Building Emotional Intelligence Builds Leaders
In the mid 1990’s Daniel Goleman took the business world by storm claiming the Emotional Intelligence could impact on success more than IQ. (Or that was the populist interpretation).
However the reality is that in business given a level playing field when two professionals have similar levels of IQ, similar levels of experience and similar personalities – and then the role of emotional intelligence may start to play a part in differentiating levels of success.
There are various models of Emotional lntelligence and ideas on what emotional Intelligence is. The model I will refer to and use here is that developed by Mayer and Salovey.
The Mayer Salovey Model is based on the individuals ability to problem solve with and about emotion.
The emotionally intelligent leader leverages the four skills in the model by:
- Identifying emotions in himself and others
- Using these emotions to guide the thinking and reasoning of the people involved
- Understanding how feelings/emotions might change and develop as events unfold
- Managing to stay open to the data of feelings/emotions and integrating this data into decisions and actions for longer term effective results in relationships.
This does not make an Emotionally Intelligent Leader soft or touchy feely; rather he combines emotions with intelligence.
The ability to problem solve given a level IQ playing field is a key requirement of success in business today. Leaders who are less emotionally intelligent may find themselves making decisions at a less than optimum level. Key data may be left out of decision making.
Imagine if you will; going into a negotiation with an opponent who is fearful and you do not have sufficient Emotional Intelligence to Recognise the signs of his nervousness. (Skill 1).
This negotiation would proceed in a far different way than if you were able to identify his nerves; then ask key questions to get to the cause.
Alternatively imagine the scenario where you need to give praise to a high achieving staff member, who shuns the limelight. Highly developed Understanding of emotions and Managing emotions skills would lead you to ensure that any recognition would be appropriate the person and would be private. (Skills 3 & 4).
Public or inappropriate recognition may actually de-motivate the staff member and create the exact opposite result from that which you wanted in the first instance.
The good news is that Emotional Intelligence can be developed quite easily, with effort, once you decide to actually make a change.
The MSCEIT online tool assesses your ability to problem solve with and about emotion. This may be a useful starting point for you to begin developing your emotional intelligence.

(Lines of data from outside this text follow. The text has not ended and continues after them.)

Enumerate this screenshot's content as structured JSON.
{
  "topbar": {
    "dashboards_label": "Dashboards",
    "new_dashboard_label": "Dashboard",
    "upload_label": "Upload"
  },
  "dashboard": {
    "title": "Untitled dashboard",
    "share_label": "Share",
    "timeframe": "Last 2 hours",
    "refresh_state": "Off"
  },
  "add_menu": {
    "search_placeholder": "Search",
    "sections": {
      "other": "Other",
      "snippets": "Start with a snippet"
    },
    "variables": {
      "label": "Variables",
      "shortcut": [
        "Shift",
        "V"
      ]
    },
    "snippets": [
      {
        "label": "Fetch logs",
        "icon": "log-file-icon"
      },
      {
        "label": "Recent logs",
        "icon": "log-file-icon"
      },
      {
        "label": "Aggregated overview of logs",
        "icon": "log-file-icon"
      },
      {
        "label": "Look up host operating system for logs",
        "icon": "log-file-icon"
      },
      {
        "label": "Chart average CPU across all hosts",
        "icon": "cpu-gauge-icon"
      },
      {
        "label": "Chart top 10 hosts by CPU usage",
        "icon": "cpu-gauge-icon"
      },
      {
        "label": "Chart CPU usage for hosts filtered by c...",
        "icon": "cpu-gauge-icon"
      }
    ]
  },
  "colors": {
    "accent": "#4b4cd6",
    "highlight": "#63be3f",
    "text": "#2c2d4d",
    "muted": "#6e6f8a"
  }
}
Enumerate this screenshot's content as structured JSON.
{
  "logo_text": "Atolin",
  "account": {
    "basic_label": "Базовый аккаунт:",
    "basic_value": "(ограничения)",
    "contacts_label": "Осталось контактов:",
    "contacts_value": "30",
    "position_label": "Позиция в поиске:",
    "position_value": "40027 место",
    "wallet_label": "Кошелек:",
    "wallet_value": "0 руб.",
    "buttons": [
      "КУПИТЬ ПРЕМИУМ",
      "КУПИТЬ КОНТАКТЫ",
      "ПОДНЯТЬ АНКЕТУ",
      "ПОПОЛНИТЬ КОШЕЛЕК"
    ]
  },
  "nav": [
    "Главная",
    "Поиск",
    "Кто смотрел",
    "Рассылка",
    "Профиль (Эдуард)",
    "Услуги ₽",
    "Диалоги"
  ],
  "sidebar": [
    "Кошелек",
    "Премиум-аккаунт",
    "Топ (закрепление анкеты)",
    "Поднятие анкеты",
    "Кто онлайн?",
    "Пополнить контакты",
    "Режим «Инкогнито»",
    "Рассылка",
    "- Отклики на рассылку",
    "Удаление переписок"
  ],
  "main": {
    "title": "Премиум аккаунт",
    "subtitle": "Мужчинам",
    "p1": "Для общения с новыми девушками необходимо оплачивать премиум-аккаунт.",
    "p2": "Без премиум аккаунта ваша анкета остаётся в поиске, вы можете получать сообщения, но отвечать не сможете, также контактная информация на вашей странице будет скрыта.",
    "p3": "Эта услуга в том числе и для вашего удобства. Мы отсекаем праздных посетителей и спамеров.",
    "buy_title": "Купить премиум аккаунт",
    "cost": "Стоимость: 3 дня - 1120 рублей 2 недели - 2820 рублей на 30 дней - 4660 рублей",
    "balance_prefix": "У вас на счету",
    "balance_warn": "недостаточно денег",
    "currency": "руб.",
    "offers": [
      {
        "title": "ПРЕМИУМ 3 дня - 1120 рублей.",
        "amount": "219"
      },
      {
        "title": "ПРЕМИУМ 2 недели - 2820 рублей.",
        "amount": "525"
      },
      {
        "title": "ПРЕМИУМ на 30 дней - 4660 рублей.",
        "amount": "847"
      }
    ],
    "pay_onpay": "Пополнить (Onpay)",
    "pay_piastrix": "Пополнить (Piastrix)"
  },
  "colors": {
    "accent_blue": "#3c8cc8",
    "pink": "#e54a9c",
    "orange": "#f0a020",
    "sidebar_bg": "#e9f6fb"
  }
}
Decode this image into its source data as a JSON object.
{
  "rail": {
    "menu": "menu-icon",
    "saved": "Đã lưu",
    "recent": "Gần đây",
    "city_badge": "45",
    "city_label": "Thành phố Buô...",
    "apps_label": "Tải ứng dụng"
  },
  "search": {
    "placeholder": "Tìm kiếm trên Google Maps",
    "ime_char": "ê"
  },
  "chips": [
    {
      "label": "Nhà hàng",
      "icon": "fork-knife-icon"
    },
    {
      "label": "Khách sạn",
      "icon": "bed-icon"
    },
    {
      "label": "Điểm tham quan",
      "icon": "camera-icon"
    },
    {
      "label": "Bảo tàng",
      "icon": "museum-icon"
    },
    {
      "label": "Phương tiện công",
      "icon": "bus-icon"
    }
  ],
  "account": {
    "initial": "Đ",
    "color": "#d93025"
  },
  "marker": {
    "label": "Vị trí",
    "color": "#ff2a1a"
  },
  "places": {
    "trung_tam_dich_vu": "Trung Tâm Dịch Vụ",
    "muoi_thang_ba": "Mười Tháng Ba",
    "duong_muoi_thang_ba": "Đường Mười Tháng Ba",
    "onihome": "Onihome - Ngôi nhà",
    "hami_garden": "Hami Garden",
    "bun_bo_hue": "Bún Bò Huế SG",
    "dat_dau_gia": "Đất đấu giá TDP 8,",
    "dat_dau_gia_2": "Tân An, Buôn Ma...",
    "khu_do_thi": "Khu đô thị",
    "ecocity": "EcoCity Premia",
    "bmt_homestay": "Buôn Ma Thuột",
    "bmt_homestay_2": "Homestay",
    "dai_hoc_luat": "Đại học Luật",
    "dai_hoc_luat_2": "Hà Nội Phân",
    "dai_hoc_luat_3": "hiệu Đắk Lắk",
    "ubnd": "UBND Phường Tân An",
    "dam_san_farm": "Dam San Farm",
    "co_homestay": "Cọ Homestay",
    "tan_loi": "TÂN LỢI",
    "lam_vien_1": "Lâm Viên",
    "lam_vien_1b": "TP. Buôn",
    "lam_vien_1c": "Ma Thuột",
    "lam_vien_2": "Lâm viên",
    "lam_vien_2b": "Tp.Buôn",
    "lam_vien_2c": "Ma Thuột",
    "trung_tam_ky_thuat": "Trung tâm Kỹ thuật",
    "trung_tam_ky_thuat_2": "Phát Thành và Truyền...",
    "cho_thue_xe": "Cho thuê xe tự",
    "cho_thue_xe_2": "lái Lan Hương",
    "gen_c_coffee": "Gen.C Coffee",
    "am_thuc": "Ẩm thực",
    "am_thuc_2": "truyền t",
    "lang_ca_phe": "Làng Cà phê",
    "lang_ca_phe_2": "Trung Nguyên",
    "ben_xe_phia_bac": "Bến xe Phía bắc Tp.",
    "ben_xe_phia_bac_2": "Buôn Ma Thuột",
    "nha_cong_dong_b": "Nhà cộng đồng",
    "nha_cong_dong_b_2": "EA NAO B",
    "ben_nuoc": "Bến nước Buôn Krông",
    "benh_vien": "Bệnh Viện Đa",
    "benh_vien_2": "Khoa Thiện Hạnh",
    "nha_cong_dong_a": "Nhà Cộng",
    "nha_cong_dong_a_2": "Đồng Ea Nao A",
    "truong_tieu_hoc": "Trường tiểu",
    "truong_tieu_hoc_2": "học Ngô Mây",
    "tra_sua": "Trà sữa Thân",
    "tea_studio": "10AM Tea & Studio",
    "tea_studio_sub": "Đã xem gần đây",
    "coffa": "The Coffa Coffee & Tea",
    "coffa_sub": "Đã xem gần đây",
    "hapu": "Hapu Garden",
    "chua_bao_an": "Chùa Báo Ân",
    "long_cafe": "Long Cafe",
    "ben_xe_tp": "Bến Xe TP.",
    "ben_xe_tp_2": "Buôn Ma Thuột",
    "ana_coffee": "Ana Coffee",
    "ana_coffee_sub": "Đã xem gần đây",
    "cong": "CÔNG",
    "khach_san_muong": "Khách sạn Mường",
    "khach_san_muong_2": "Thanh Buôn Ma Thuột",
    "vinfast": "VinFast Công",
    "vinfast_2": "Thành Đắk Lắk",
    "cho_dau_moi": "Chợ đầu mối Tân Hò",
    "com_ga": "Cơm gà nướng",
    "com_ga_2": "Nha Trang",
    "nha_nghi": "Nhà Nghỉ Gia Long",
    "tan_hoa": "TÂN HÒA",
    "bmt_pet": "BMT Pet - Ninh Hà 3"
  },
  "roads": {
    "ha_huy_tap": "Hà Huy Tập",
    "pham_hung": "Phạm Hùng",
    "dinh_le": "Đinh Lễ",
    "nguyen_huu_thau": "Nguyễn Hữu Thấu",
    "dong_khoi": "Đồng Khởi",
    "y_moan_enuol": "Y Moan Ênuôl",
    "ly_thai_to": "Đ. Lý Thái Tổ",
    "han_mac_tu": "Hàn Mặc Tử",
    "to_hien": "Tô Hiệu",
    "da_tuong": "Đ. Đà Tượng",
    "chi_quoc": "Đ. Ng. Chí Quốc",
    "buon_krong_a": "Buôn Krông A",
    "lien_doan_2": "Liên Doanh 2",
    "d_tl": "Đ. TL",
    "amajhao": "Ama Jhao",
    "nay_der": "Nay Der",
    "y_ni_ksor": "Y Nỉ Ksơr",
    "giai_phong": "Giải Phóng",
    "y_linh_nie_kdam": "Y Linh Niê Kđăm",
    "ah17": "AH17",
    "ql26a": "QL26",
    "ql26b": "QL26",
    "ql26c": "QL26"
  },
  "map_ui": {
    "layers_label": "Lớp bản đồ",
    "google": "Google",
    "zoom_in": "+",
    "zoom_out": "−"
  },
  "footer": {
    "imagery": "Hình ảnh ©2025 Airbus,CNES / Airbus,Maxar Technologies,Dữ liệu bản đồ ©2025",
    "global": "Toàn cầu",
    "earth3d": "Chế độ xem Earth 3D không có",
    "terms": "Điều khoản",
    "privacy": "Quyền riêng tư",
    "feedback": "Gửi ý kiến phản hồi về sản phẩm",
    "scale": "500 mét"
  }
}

Reading, workshops, coaching & practice all assist to develop your EI.
Contact us today on 1300 766 092 to begin developing your Emotional Intelligence and the EI of your Leadership team.